Bentley’s New Fragrance Breaks Wind After Geneva

"The heart soon tips towards a complex resin fluctuating between lemon, fennel, pepper and incense." - W.O. Bentley, MBE.

Bentley Cologne

Bentley has released a new lifestyle product, and it's a men's fragrance dubbed Infinite Rush. Come springtime, it'll be available to Crewe supplicants, who are unlikely to make the same extrapolations that I have—namely, that "infinite rush" is just a step away from "perpetual wind," itself only inches from "endless fart." The cologne is part of the roll-out for Bentley's first-ever SUV, the Bentayga, and is described by the brand as "embodying the spirit of the modern adventurer." Is that he who snags a reservation at 11 Madison Park? He who attends Burning Man with the bros? He who books a hotel in Cancun without taking into account the establishment's Hotels.com rating? The modern adventurer: Adventuring hard while wearing an Apple Watch, encased in a cloud of Endless Fart, by Bentley.

The press release continues, in a fury. The top notes are described as "...an explosion of pink peppercorns bursting into sparkling mandarin, encapsulating man's energy." Is that the energy of men, as opposed to women? I have seen feats of lethargy by the coarser sex that make a forgotten jar of Hellman's in a pantry look dynamic. Is it the energy of the human race? One hopes that the coursing power of the world's greatest apes might amount to more than what sounds like half a recipe for a vaguely-Asian vinaigrette. In addition, a "tonic touch of rosemary evokes masculinity." Gendering herbs seems like a waste of time: Madame Parsley slinking past Monsieur Marjoram, himself gazing toward Lady Liverwort. Everyone knows that what rosemary really evokes is roasted chicken. Darling... have you been molesting dinner?

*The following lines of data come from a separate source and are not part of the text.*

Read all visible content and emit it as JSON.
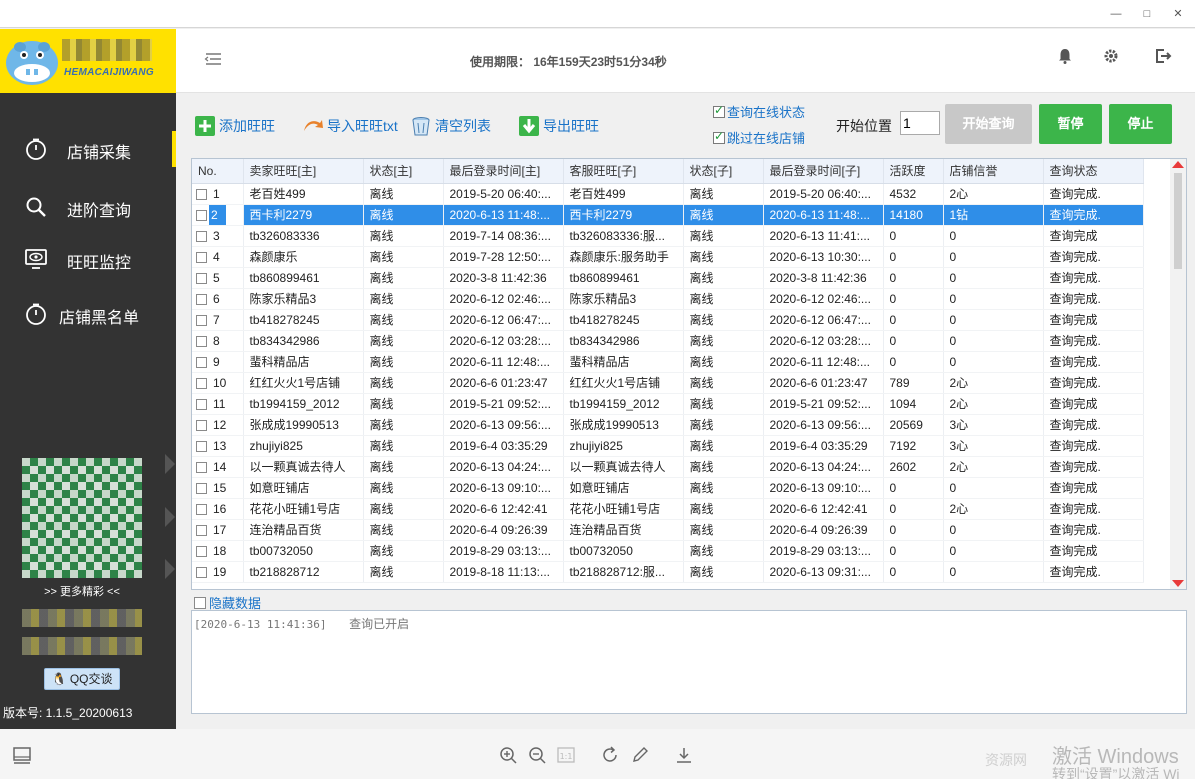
{
  "window": {
    "minimize": "—",
    "maximize": "□",
    "close": "✕"
  },
  "brand": {
    "name": "HEMACAIJIWANG"
  },
  "header": {
    "usage_text": "使用期限：  16年159天23时51分34秒"
  },
  "sidebar": {
    "items": [
      {
        "label": "店铺采集",
        "icon": "clock-icon",
        "active": true
      },
      {
        "label": "进阶查询",
        "icon": "search-icon",
        "active": false
      },
      {
        "label": "旺旺监控",
        "icon": "monitor-icon",
        "active": false
      },
      {
        "label": "店铺黑名单",
        "icon": "clock-icon",
        "active": false
      }
    ],
    "more_label": ">> 更多精彩 <<",
    "qq_label": "QQ交谈",
    "version": "版本号: 1.1.5_20200613"
  },
  "toolbar": {
    "add_label": "添加旺旺",
    "import_label": "导入旺旺txt",
    "clear_label": "清空列表",
    "export_label": "导出旺旺",
    "check_online_label": "查询在线状态",
    "skip_online_label": "跳过在线店铺",
    "start_pos_label": "开始位置",
    "start_pos_value": "1",
    "start_query_label": "开始查询",
    "pause_label": "暂停",
    "stop_label": "停止"
  },
  "table": {
    "columns": [
      "No.",
      "卖家旺旺[主]",
      "状态[主]",
      "最后登录时间[主]",
      "客服旺旺[子]",
      "状态[子]",
      "最后登录时间[子]",
      "活跃度",
      "店铺信誉",
      "查询状态"
    ],
    "rows": [
      [
        "1",
        "老百姓499",
        "离线",
        "2019-5-20 06:40:...",
        "老百姓499",
        "离线",
        "2019-5-20 06:40:...",
        "4532",
        "2心",
        "查询完成."
      ],
      [
        "2",
        "西卡利2279",
        "离线",
        "2020-6-13 11:48:...",
        "西卡利2279",
        "离线",
        "2020-6-13 11:48:...",
        "14180",
        "1钻",
        "查询完成."
      ],
      [
        "3",
        "tb326083336",
        "离线",
        "2019-7-14 08:36:...",
        "tb326083336:服...",
        "离线",
        "2020-6-13 11:41:...",
        "0",
        "0",
        "查询完成"
      ],
      [
        "4",
        "森颜康乐",
        "离线",
        "2019-7-28 12:50:...",
        "森颜康乐:服务助手",
        "离线",
        "2020-6-13 10:30:...",
        "0",
        "0",
        "查询完成."
      ],
      [
        "5",
        "tb860899461",
        "离线",
        "2020-3-8 11:42:36",
        "tb860899461",
        "离线",
        "2020-3-8 11:42:36",
        "0",
        "0",
        "查询完成."
      ],
      [
        "6",
        "陈家乐精品3",
        "离线",
        "2020-6-12 02:46:...",
        "陈家乐精品3",
        "离线",
        "2020-6-12 02:46:...",
        "0",
        "0",
        "查询完成."
      ],
      [
        "7",
        "tb418278245",
        "离线",
        "2020-6-12 06:47:...",
        "tb418278245",
        "离线",
        "2020-6-12 06:47:...",
        "0",
        "0",
        "查询完成"
      ],
      [
        "8",
        "tb834342986",
        "离线",
        "2020-6-12 03:28:...",
        "tb834342986",
        "离线",
        "2020-6-12 03:28:...",
        "0",
        "0",
        "查询完成."
      ],
      [
        "9",
        "蜚科精品店",
        "离线",
        "2020-6-11 12:48:...",
        "蜚科精品店",
        "离线",
        "2020-6-11 12:48:...",
        "0",
        "0",
        "查询完成."
      ],
      [
        "10",
        "红红火火1号店铺",
        "离线",
        "2020-6-6 01:23:47",
        "红红火火1号店铺",
        "离线",
        "2020-6-6 01:23:47",
        "789",
        "2心",
        "查询完成."
      ],
      [
        "11",
        "tb1994159_2012",
        "离线",
        "2019-5-21 09:52:...",
        "tb1994159_2012",
        "离线",
        "2019-5-21 09:52:...",
        "1094",
        "2心",
        "查询完成"
      ],
      [
        "12",
        "张成成19990513",
        "离线",
        "2020-6-13 09:56:...",
        "张成成19990513",
        "离线",
        "2020-6-13 09:56:...",
        "20569",
        "3心",
        "查询完成."
      ],
      [
        "13",
        "zhujiyi825",
        "离线",
        "2019-6-4 03:35:29",
        "zhujiyi825",
        "离线",
        "2019-6-4 03:35:29",
        "7192",
        "3心",
        "查询完成."
      ],
      [
        "14",
        "以一颗真诚去待人",
        "离线",
        "2020-6-13 04:24:...",
        "以一颗真诚去待人",
        "离线",
        "2020-6-13 04:24:...",
        "2602",
        "2心",
        "查询完成."
      ],
      [
        "15",
        "如意旺铺店",
        "离线",
        "2020-6-13 09:10:...",
        "如意旺铺店",
        "离线",
        "2020-6-13 09:10:...",
        "0",
        "0",
        "查询完成"
      ],
      [
        "16",
        "花花小旺铺1号店",
        "离线",
        "2020-6-6 12:42:41",
        "花花小旺铺1号店",
        "离线",
        "2020-6-6 12:42:41",
        "0",
        "2心",
        "查询完成."
      ],
      [
        "17",
        "连治精品百货",
        "离线",
        "2020-6-4 09:26:39",
        "连治精品百货",
        "离线",
        "2020-6-4 09:26:39",
        "0",
        "0",
        "查询完成."
      ],
      [
        "18",
        "tb00732050",
        "离线",
        "2019-8-29 03:13:...",
        "tb00732050",
        "离线",
        "2019-8-29 03:13:...",
        "0",
        "0",
        "查询完成"
      ],
      [
        "19",
        "tb218828712",
        "离线",
        "2019-8-18 11:13:...",
        "tb218828712:服...",
        "离线",
        "2020-6-13 09:31:...",
        "0",
        "0",
        "查询完成."
      ]
    ]
  },
  "hide_data_label": "隐藏数据",
  "log": {
    "timestamp": "[2020-6-13 11:41:36]",
    "message": "查询已开启"
  },
  "watermark": {
    "line1": "激活 Windows",
    "line2": "转到“设置”以激活 Wi",
    "left": "资源网"
  },
  "colors": {
    "sidebar": "#333333",
    "accent": "#ffe100",
    "green": "#3cb54a",
    "selected": "#2f8ee8",
    "link": "#1a73c8"
  }
}
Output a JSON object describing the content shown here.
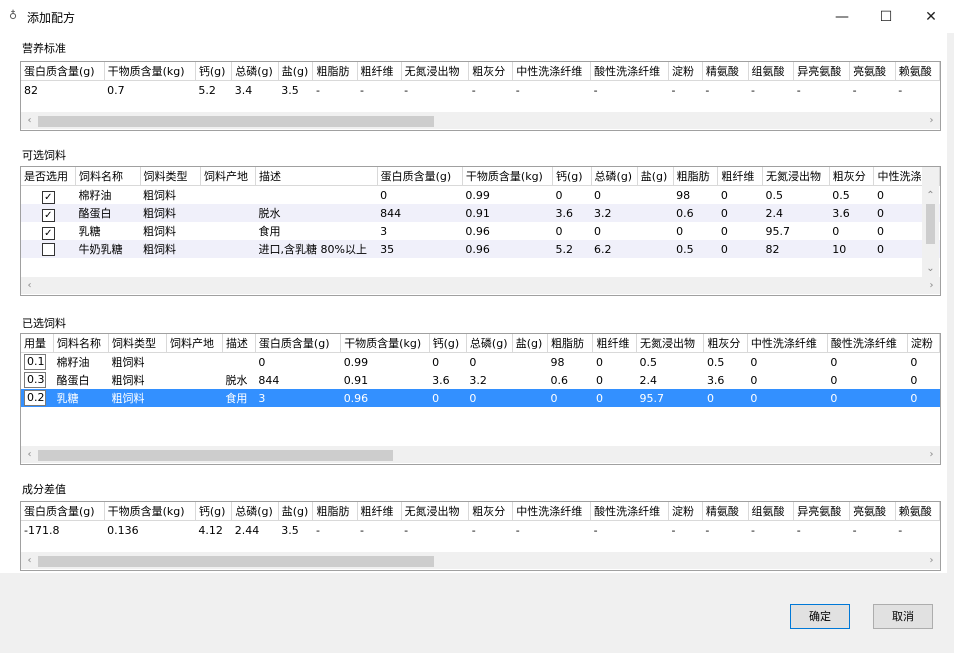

Like a good ship's clock, Infinite Rush bears a firm, wooden base. As Bentley notes, the herbs are "...surrounded by potent wood, which builds the mood: elegant, husky smoked vetiver, and ever chic cedar." This is a family publication, so "potent wood" will go untouched. (I see what you did there—Ed.) But you have to respect the chutzpah behind "ever chic cedar." Cedar is a tree humans chop down and make into little balls that we put in our closets to keep moths from eating our sweaters. Other times, we make it into Adirondack chairs, for putting our butts in when we drink Bloody Marys. To insinuate that cedar has a long-standing, sexy curb appeal is as silly as describing "relentlessly trendy turpentine" or "heinously elegant flat-head screws." Now, willow trees, on the other hand...

Infinite Rush, the scent of choice for daring poultryphiles, will come in a special bottle whose cap recalls the knurled knobs of a Bentley interior and whose varnish, strangely, looks like the cracked surface of the Nevada Desert. Bentley says that no two bottles will be the same, thanks to that strange, parched-looking finish. As it were, this provide thousands of different ways to illustrate the fact that wearers of this cologne will likely be very, very thirsty. Available in April.